As I looked over Friday's strong employment numbers, I had a hard time spotting the bad news that would certainly be ferreted out by those who have developed a knack for that—then I decided it would probably be the usual exclusive focus on the shrinkage in manufacturing and construction jobs, instead of an inclusive assessment of the whole jobs-growth picture.
For some reason, that triggered a mental replay of five years worth of bad-news rationalization by the doom peddlers (i.e., by those whose hidden political agenda drives their public economic commentary). Here's my recollection of how the bad-news ferrets' message evolved:
• 2001-2: The economy isn't growing.
• 2003-4: ...okay, it's growing, but it's a jobless recovery.
• 2005-6: ...okay, it's growing and creating jobs, but only the rich are benefiting.
• 2006-7: ...okay, it's growing, creating jobs, and wage growth is beating inflation, but we're still beleaguered by the dreaded deficit.
• 2007: ...okay, it's growing, creating jobs, creating higher wages, and the deficit is disappearing, but, uh, we still need to raise taxes because, uh, let's see... yeah, that's right: because there are still too many rich, and because the oil companies are making too much profit.
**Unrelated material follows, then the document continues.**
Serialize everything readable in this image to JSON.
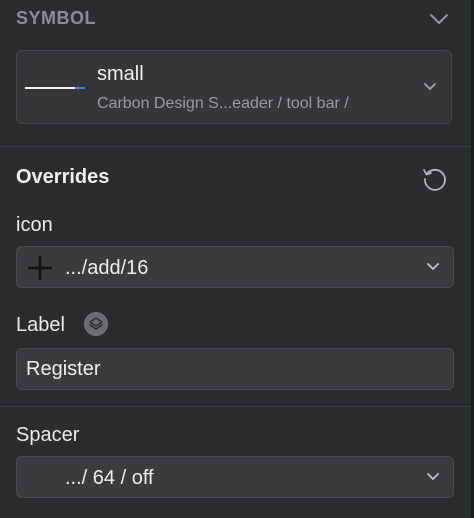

Yeah, that's the ticket.
Oh, well. As I've said many times before: politics trumps economics.
But I digress; let's get back to the latest employment numbers. In the last 12 months, the US economy netted 1.64 million new jobs (private nonfarm), the average wage increased 3.6%, and the unemployment rate dropped to 4.5% (from 4.6%). Once again, as both graphics show, the jobs that disappeared in manufacturing and construction were more than replaced by higher paying jobs in information, wholesale trade, and business services (not to mention the other categories).
And here's the usual table summarizing the numbers: